Sudan Economy and Education

By | November 30, 2021

According to PHYSICSCAT, Sudan, whose official name is the Republic of Sudan or Republic of the Sudan, is a country in Africa, located in the northeast of the continent. Until the independence of South Sudan it was the largest country in Africa.

It is an eminently flat country. A large number of different ethnic groups coexist in it. It is generally a young population, with high rates of birth and infant mortality. Although the average population density is low, it increases along the Nile. Sudan is one of the poorest countries in the world and its economy maintains the characteristics of underdevelopment. Agriculture continues to be the main economic resource of the country since it employs 80% of the economically active population. The main cash crop is cotton, which accounts for about half of exports. The main subsistence crops are durra, millet, maize and cassava.

The industry employs a small percentage of the population and is limited to treating local agricultural products, textile factories, tanneries and oil mills.


80% of the population works in the agricultural sector. The situation of civil war that the country lived through for many years led it to have high inflation levels at certain times, together with brutal falls, the result of the vicissitudes of the military operations.

Sudan’s agriculture produces peanuts, cotton, sorghum, millet, wheat, gum arabic, sugar cane, cassava, mangoes, papaya, bananas, sweet potatoes, sesame; sheep and other animals are also raised.

In the country there are industries associated with oil production, cotton ginning, textiles, cement, edible oils, sugar, soap production, shoes, pharmaceuticals, armaments, and the assembly of cars and light trucks.

Sudan mainly exports gold, oil and its derivatives, cotton, sesame, peanuts, cattle, gum arabic and sugar and imports machinery, food, manufactured products, transport equipment, medicines, chemicals, textiles and wheat. The main markets for its exports are Macao and the United Arab Emirates, and it imports mainly from Macao, the United Arab Emirates, Saudi Arabia, India, Egypt and Germany.

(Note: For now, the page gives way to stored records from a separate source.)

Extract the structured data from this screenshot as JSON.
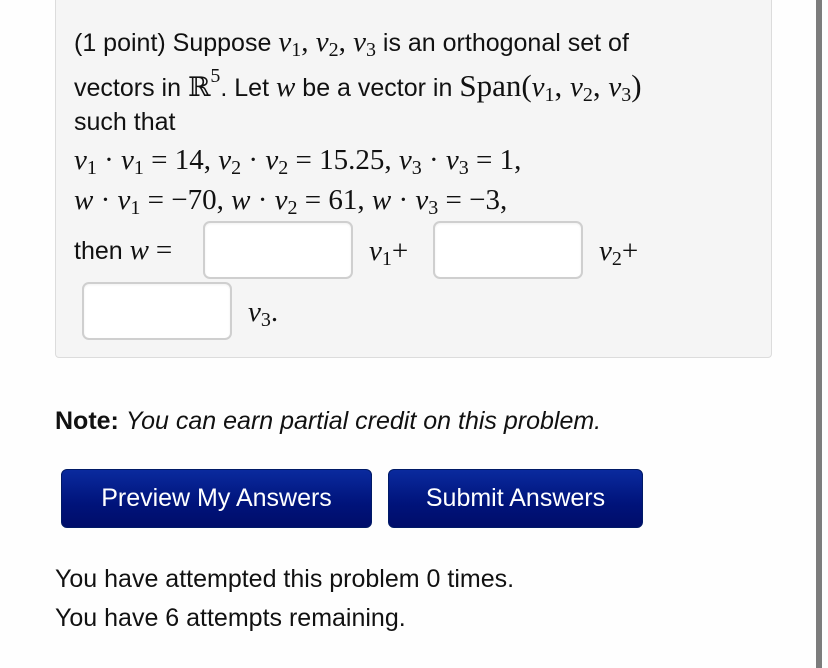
{
  "problem": {
    "points_label": "(1 point) Suppose",
    "vectors_list": [
      "v",
      "1",
      "v",
      "2",
      "v",
      "3"
    ],
    "line1_tail": "is an orthogonal set of",
    "line2_a": "vectors in",
    "space_symbol": "ℝ",
    "space_dim": "5",
    "line2_b": ". Let",
    "w": "w",
    "line2_c": "be a vector in",
    "span_label": "Span(",
    "line3": "such that",
    "dot_products": {
      "v1v1": "14",
      "v2v2": "15.25",
      "v3v3": "1",
      "wv1": "−70",
      "wv2": "61",
      "wv3": "−3"
    },
    "then_label": "then",
    "answer_inputs": [
      {
        "value": "",
        "placeholder": ""
      },
      {
        "value": "",
        "placeholder": ""
      },
      {
        "value": "",
        "placeholder": ""
      }
    ]
  },
  "note": {
    "label": "Note:",
    "text": "You can earn partial credit on this problem."
  },
  "buttons": {
    "preview": "Preview My Answers",
    "submit": "Submit Answers"
  },
  "status": {
    "attempted": "You have attempted this problem 0 times.",
    "remaining": "You have 6 attempts remaining."
  },
  "colors": {
    "button_bg": "#00137a",
    "box_bg": "#f5f5f5"
  }
}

The oil sector has driven much of Sudan’s GDP growth since it began exporting oil in 1999. For almost a decade, the economy skyrocketed due to increased oil production, high prices, and significant inflows of foreign direct investment. Following South Sudan’s secession, Sudan has struggled to maintain economic stability, as oil revenues now offer a much lower proportion due to the country’s need for foreign exchange and budget income. Sudan is trying to generate new sources of income, such as mining gold and carrying out an austerity program to cut costs.

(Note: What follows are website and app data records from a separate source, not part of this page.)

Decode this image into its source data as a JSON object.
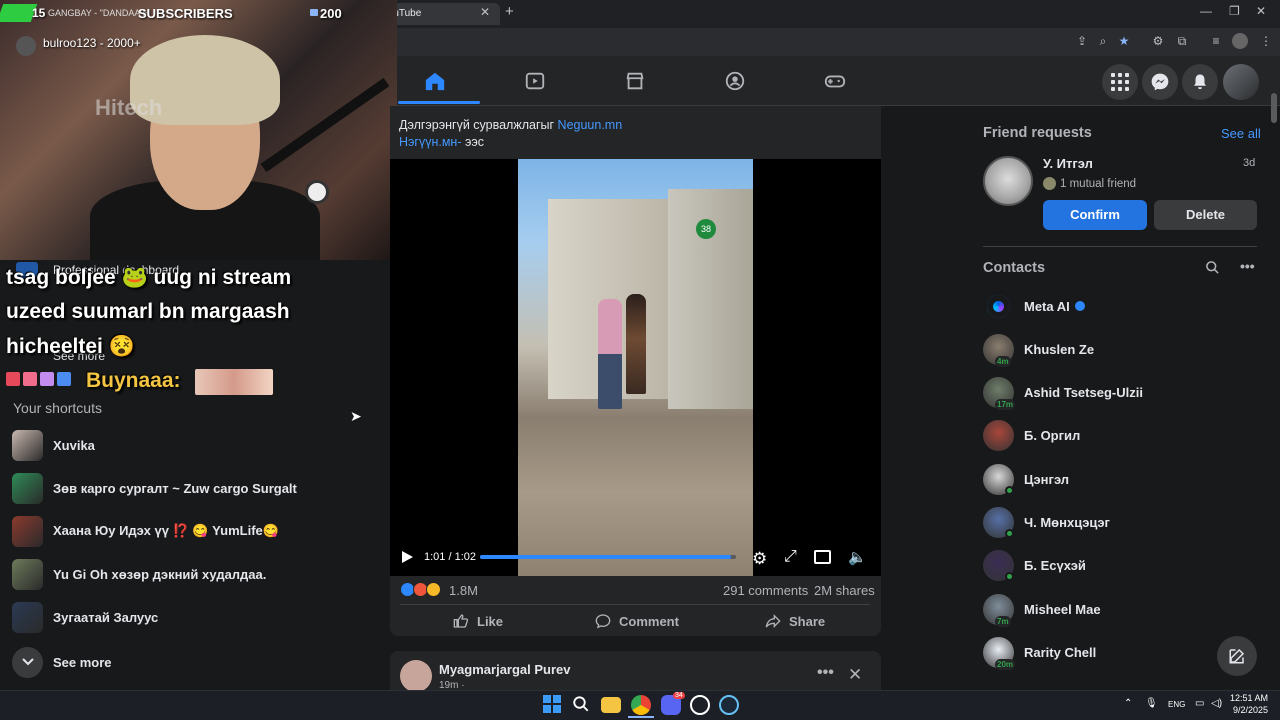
{
  "browser": {
    "tab_title": "YouTube",
    "window_controls": [
      "—",
      "❐",
      "✕"
    ]
  },
  "overlay": {
    "sub_count": "15",
    "sub_text": "GANGBAY - \"DANDAA H",
    "subscribers_label": "SUBSCRIBERS",
    "right_count": "200",
    "username": "bulroo123 - 2000+",
    "camera_brand": "Hitech"
  },
  "chat": {
    "line1": "tsag boljee 🐸 uug ni stream",
    "line2": "uzeed suumarl bn margaash",
    "line3": "hicheeltei 😵",
    "line4_user": "Buynaaa:"
  },
  "leftnav": {
    "professional_dashboard": "Professional dashboard",
    "see_more_top": "See more",
    "shortcuts_title": "Your shortcuts",
    "shortcuts": [
      {
        "label": "Xuvika",
        "color": "#c9b8b0"
      },
      {
        "label": "Зөв карго сургалт ~ Zuw cargo Surgalt",
        "color": "#2e8b57"
      },
      {
        "label": "Хаана Юу Идэх үү ⁉️ 😋 YumLife😋",
        "color": "#8b3a2e"
      },
      {
        "label": "Yu Gi Oh хөзөр дэкний худалдаа.",
        "color": "#6d7b5a"
      },
      {
        "label": "Зугаатай Залуус",
        "color": "#2b3a55"
      }
    ],
    "see_more_bottom": "See more"
  },
  "post": {
    "line1_prefix": "Дэлгэрэнгүй сурвалжлагыг ",
    "line1_link": "Neguun.mn",
    "line2_link": "Нэгүүн.мн-",
    "line2_suffix": " ээс",
    "video_badge": "38",
    "video_time": "1:01 / 1:02",
    "progress": 0.98,
    "reactions_count": "1.8M",
    "comments": "291 comments",
    "shares": "2M shares",
    "like_label": "Like",
    "comment_label": "Comment",
    "share_label": "Share"
  },
  "post2": {
    "author": "Myagmarjargal Purev",
    "time": "19m ·"
  },
  "friend_requests": {
    "title": "Friend requests",
    "see_all": "See all",
    "name": "У. Итгэл",
    "age": "3d",
    "mutual": "1 mutual friend",
    "confirm": "Confirm",
    "delete": "Delete"
  },
  "contacts": {
    "title": "Contacts",
    "list": [
      {
        "name": "Meta AI",
        "badge": "",
        "online": false,
        "color": "#7b3fe4"
      },
      {
        "name": "Khuslen Ze",
        "badge": "4m",
        "online": false,
        "color": "#8a7d6e"
      },
      {
        "name": "Ashid Tsetseg-Ulzii",
        "badge": "17m",
        "online": false,
        "color": "#6f7d6a"
      },
      {
        "name": "Б. Оргил",
        "badge": "",
        "online": false,
        "color": "#a8463a"
      },
      {
        "name": "Цэнгэл",
        "badge": "",
        "online": true,
        "color": "#d8d8d8"
      },
      {
        "name": "Ч. Мөнхцэцэг",
        "badge": "",
        "online": true,
        "color": "#5670a6"
      },
      {
        "name": "Б. Есүхэй",
        "badge": "",
        "online": true,
        "color": "#3b2d55"
      },
      {
        "name": "Misheel Mae",
        "badge": "7m",
        "online": false,
        "color": "#7f8d9a"
      },
      {
        "name": "Rarity Chell",
        "badge": "20m",
        "online": false,
        "color": "#e8eef5"
      }
    ]
  },
  "taskbar": {
    "lang": "ENG",
    "time": "12:51 AM",
    "date": "9/2/2025",
    "discord_badge": "34"
  }
}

Sudan introduced a new currency, called the Sudanese pound, following the secession of South Sudan, but the value of the currency has steadily fallen since its introduction. Khartoum devalued the official currency in June 2012, when it passed austerity measures that included fuel subsidies. Sudan is also facing rising inflation, which reached 47% on an annual basis in November of that same year. Ongoing conflicts in southern Kordofan, Darfur, and the Blue Nile.

The lack of basic infrastructure in large areas, and the utilization, by the population in subsistence agriculture ensure that a large part of the population will remain at or below the poverty line in the coming years [10] .


Children enter preschool education (Khalwas – Koranic schools and kindergartens) at four years of age. The preschool education lasts two years and is not compulsory. Children are admitted to the basic school at the age of six. Basic education lasts 8 years and has been compulsory since 1998.

Student assessment includes periodic testing, end-of-school year examinations for promotion to the next grade, and the Basic Education Certificate Examination for Transition to Secondary Level.

Certificates are awarded to those who pass the examination with a minimum percentage of 50%. The certificate is issued by the General Directorate of Evaluation of Sudan. General secondary (academic) education lasts for 3 years and concludes with the examination to obtain the Sudanese School Certificate. In the first two years, students follow the same curriculum; in the final year, students choose between the arts area (humanities) or science.

The secondary education is available for men in non – academic fields such as agriculture, the trade or industry. Technical and vocational schools provide instruction in both academic and technical areas. The courses last 3 years and lead to the examination for the Sudanese School Certificate. Students who pass the exam can enter a technical university. There are few schools that offer secondary education for women, in areas known as “home economics.”

Additionally, there are schools that offer 2-year vocational training courses to basic education graduates, who graduate in a diverse variety of fields. The certificate is awarded on the degree of distinction, as accredited or promoted. The percentage for promotion is obtained from seven subjects taken as part of the examination; These include four basic subjects: Arabic, English, Mathematics, and Religion (Islam / Christianity).

Prior to this structuring of basic and secondary education, there was a system that consisted of 6 years of primary education, 3 years of basic secondary and 3 years of upper secondary. The top type has not undergone significant structural changes [12] .

In the country there are about twenty universities of different profiles [13] , including one only for women: Ahfad University for women [14] . Among the most prestigious are the Sudan University of Science and Technology [15] , the University of Kordofan [16] and the University of Khartoum [17] in the capital.

Sudan Economy